That the attendees of all World Youth Days claim the same thing – that it’s unforgettable, and that the Holy Spirit is present and felt – doesn’t seem to get the credit it should. That goes for the clergy as well – and in his address to the clergy of Brazil, Pope Francis made it clear that nothing has changed.
But, from the regular media, we don’t hear anything about that.
What we hear is that the man’s simplicity and austerity is a breath of fresh air. That he challenges the priesthood to live without the latest everything, and that we must pay attention to the poor. This pope is so much into this, that he walks among the poor, etc. He tells the kids at World Youth Day to shake up dioceses, and whatever else the headlines screamed. But, from a Catholic perspective, nothing new. From the viewpoint of people who only know American Jesuits not named Avery Cardinal Dulles, a great theologian and traditionalist in his own right, it’s a radical change – as a Jesuit, Pope Francis took a vow of poverty and acts on it. (The special position of the Jesuits in the Church as servants specificaly answering to the pope went to a lot of heads, even as there was an attempt to destroy that order from within.) Pope Francis is more or less acting as a missionary to the people of the Church Herself, and asking the rest of us to do the same.
For those of us who identify with the Prodigal Son’s older brother, it’s not an easy sell. What we know of “the missions” are always in foreign lands. At least, they used to be.
For whatever reason, there is a need to impose what non-Catholics think Catholics should be on us. There is a specific profile that the American media in particular attempts to impose on Catholic clergy, largely the pope. (That this same characterization is not considered for the liberals who are mostly now out of office is frustrating.) In Francis, the opportunity to mold that image to the narrative is available. Unless one looks closely. When reading or hearing his real words, seeing the photos of Francis hearing Confessions, that his first act as pope was to go to an ancient Icon of the Blessed Mother and say a Rosary, realization dawns – nothing has changed. But we need to get back to basics.
Jorge Bergoglio was chosen by God through the Holy Spirit to lead the Church for a reason, just as Karol Wojtyla and Joseph Ratzinger were.
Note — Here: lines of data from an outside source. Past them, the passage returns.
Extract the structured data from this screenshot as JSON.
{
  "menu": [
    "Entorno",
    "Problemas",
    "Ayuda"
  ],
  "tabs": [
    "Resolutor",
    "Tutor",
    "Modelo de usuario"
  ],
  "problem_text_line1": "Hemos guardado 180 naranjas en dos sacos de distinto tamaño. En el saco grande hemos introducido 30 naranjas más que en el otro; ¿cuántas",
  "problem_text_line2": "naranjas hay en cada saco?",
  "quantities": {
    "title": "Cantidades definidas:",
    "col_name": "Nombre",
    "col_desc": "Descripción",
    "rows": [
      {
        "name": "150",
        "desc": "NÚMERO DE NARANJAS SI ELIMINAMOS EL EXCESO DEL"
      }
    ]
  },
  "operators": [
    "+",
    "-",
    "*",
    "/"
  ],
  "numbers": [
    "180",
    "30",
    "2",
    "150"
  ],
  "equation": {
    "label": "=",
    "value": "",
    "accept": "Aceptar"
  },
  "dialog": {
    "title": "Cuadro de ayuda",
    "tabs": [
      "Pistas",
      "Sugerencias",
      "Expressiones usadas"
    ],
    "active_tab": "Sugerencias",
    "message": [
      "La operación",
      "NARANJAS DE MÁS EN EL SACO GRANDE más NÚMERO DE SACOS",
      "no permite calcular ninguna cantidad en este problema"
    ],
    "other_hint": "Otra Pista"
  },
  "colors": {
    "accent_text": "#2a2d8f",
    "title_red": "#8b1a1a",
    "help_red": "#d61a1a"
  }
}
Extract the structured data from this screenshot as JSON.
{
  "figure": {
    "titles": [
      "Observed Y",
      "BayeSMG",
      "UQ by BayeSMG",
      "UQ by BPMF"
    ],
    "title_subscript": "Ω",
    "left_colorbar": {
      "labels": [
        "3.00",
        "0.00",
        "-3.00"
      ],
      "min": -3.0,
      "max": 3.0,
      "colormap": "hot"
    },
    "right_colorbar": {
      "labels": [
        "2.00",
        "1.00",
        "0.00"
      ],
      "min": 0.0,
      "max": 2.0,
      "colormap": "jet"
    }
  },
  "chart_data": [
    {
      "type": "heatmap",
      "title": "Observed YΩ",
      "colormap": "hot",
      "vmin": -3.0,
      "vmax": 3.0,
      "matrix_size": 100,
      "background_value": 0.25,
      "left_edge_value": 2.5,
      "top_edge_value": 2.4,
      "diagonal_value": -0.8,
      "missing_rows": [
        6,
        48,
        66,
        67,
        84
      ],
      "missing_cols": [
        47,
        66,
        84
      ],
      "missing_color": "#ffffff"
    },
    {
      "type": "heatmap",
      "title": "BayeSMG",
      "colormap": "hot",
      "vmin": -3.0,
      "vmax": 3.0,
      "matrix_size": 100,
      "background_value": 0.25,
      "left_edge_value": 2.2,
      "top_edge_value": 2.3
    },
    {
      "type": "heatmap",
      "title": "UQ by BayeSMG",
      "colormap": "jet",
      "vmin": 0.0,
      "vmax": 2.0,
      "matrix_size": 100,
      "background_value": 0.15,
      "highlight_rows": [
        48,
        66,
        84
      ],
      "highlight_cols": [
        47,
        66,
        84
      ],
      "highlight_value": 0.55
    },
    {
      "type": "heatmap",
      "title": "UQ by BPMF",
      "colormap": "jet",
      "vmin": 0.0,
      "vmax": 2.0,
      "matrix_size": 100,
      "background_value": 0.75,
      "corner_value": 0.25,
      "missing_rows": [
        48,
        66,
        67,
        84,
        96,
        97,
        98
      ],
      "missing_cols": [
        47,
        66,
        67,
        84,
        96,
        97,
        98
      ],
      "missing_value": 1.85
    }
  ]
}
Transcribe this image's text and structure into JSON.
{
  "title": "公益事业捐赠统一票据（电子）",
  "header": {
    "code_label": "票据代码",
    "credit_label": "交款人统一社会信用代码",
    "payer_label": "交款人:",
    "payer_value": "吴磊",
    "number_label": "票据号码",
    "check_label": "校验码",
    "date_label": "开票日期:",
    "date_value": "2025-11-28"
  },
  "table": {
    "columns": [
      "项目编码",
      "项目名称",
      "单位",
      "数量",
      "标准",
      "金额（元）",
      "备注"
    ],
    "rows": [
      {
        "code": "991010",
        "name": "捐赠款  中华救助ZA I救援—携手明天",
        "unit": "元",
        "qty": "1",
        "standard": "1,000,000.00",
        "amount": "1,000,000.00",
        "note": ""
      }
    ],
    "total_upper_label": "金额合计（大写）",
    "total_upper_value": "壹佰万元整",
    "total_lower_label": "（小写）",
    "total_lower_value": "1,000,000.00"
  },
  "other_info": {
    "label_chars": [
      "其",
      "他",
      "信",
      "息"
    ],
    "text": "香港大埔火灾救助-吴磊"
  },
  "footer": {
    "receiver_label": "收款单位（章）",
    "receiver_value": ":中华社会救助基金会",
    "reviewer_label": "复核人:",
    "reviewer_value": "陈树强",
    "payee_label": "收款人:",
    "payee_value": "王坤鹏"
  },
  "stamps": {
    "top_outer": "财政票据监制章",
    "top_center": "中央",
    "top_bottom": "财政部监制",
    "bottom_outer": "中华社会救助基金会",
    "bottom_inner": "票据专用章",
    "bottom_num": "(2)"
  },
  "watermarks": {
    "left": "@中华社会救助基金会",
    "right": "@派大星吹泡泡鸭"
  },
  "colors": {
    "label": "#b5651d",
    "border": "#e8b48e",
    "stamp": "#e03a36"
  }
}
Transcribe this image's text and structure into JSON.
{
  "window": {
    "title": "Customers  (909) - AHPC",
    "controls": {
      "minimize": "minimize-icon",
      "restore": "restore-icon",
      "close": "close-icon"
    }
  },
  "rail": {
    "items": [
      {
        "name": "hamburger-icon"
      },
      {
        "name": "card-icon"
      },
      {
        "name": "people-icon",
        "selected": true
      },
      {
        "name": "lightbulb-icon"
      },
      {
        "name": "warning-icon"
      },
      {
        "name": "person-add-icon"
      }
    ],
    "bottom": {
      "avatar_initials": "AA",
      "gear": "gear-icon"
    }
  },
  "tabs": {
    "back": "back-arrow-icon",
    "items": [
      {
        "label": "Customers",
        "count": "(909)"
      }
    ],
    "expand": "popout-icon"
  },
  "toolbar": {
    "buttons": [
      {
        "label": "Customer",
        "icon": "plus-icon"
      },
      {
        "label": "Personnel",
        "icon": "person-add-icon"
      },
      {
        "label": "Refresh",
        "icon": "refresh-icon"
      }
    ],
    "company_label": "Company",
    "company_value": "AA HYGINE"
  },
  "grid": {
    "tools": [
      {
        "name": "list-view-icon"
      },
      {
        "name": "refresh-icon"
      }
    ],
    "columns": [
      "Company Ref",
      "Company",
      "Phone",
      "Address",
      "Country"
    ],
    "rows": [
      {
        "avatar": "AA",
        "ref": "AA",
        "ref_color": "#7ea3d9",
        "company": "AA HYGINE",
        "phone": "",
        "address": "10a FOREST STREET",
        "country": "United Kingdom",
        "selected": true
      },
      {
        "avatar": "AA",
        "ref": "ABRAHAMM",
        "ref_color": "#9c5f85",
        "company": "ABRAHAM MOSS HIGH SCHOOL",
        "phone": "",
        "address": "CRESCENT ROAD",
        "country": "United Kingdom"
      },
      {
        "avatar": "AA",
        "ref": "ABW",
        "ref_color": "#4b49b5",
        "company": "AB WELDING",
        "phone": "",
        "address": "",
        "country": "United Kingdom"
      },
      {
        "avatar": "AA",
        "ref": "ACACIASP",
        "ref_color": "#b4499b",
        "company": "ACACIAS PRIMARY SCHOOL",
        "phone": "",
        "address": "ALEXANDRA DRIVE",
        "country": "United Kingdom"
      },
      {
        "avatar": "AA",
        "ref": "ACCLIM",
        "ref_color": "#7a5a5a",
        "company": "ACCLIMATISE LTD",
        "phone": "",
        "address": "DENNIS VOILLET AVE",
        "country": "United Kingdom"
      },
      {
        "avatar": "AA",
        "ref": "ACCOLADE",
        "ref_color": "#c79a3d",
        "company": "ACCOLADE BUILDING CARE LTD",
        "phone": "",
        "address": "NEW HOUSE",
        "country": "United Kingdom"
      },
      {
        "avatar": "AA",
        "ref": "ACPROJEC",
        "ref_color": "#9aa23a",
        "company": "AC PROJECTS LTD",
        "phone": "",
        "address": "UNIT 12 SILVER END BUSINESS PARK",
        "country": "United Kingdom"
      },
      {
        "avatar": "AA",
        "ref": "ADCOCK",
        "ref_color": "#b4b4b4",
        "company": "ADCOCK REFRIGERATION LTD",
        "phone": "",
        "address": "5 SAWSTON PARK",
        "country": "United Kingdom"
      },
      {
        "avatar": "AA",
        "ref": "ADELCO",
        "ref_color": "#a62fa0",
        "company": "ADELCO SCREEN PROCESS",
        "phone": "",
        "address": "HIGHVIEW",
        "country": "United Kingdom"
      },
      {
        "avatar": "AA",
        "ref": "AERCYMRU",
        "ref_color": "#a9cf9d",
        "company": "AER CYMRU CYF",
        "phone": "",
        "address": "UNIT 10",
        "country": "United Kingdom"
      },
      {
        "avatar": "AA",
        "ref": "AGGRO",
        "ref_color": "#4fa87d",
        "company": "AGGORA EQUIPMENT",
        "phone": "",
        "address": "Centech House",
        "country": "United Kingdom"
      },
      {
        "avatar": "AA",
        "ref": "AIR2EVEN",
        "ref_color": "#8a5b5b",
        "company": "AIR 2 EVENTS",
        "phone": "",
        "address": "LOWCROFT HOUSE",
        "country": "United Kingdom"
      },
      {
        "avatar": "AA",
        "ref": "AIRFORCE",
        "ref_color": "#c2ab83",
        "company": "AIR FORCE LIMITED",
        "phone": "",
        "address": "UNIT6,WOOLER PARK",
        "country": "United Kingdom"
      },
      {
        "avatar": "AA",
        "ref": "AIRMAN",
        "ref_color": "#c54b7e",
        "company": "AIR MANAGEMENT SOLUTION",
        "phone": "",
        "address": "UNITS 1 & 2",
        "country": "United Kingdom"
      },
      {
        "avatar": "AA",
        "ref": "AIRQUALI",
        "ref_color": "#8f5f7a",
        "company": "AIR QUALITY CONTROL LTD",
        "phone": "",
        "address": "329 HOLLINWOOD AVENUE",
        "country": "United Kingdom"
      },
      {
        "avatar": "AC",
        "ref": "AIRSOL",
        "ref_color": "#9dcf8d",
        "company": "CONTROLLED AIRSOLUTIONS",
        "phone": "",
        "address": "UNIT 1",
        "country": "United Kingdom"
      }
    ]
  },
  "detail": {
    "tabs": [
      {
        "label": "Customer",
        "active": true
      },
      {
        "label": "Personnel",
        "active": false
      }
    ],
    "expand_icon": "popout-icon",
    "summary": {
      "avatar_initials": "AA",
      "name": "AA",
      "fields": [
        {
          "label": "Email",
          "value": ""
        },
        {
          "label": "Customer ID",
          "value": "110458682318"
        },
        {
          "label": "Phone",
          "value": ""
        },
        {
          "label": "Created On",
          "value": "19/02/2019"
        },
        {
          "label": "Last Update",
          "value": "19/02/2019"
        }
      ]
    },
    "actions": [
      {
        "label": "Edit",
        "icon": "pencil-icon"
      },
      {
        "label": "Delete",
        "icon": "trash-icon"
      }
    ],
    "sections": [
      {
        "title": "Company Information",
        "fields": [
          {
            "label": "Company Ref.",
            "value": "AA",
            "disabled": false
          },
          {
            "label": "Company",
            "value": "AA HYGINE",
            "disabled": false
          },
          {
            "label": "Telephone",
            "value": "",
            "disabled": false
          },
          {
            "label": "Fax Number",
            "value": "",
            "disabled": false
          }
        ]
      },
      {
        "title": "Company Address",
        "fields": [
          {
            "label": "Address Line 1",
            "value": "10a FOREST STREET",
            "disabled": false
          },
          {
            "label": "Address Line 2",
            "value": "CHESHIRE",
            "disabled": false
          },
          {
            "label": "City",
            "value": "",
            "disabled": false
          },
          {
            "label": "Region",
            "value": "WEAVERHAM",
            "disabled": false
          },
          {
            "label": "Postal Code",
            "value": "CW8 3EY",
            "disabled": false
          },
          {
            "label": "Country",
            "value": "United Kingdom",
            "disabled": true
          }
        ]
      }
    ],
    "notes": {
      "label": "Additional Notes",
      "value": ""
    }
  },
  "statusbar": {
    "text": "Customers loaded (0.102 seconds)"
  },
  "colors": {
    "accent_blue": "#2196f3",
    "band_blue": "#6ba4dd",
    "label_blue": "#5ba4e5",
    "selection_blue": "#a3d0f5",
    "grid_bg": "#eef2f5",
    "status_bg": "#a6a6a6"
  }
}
After the disaster that followed Vatican II, they were needed to rebuild the episcopacy, the apostolate (priests), the sacraments, and Holy Mass; restore the traditional diaconate and the apprenticeship of the exorcists. Bergoglio is needed to remind us that what we have built on this earth is meant to be passed on, not gloried in. It is ephemeral – current – and does not last. We need to concentrate on what is important. Seek God, love one another and take care of the poor, as the missionary who came to my parish put it. That’s Francis’ message. The basics. That we use the format the Church gives us to do so, all the better.
There is a saying in the Catholic Church that every four hundred years or so the laity saves the Church. Pope Francis is calling us to do just that.
Other C.L. pieces on Church teaching and the papacy:
Categories: Catholic Church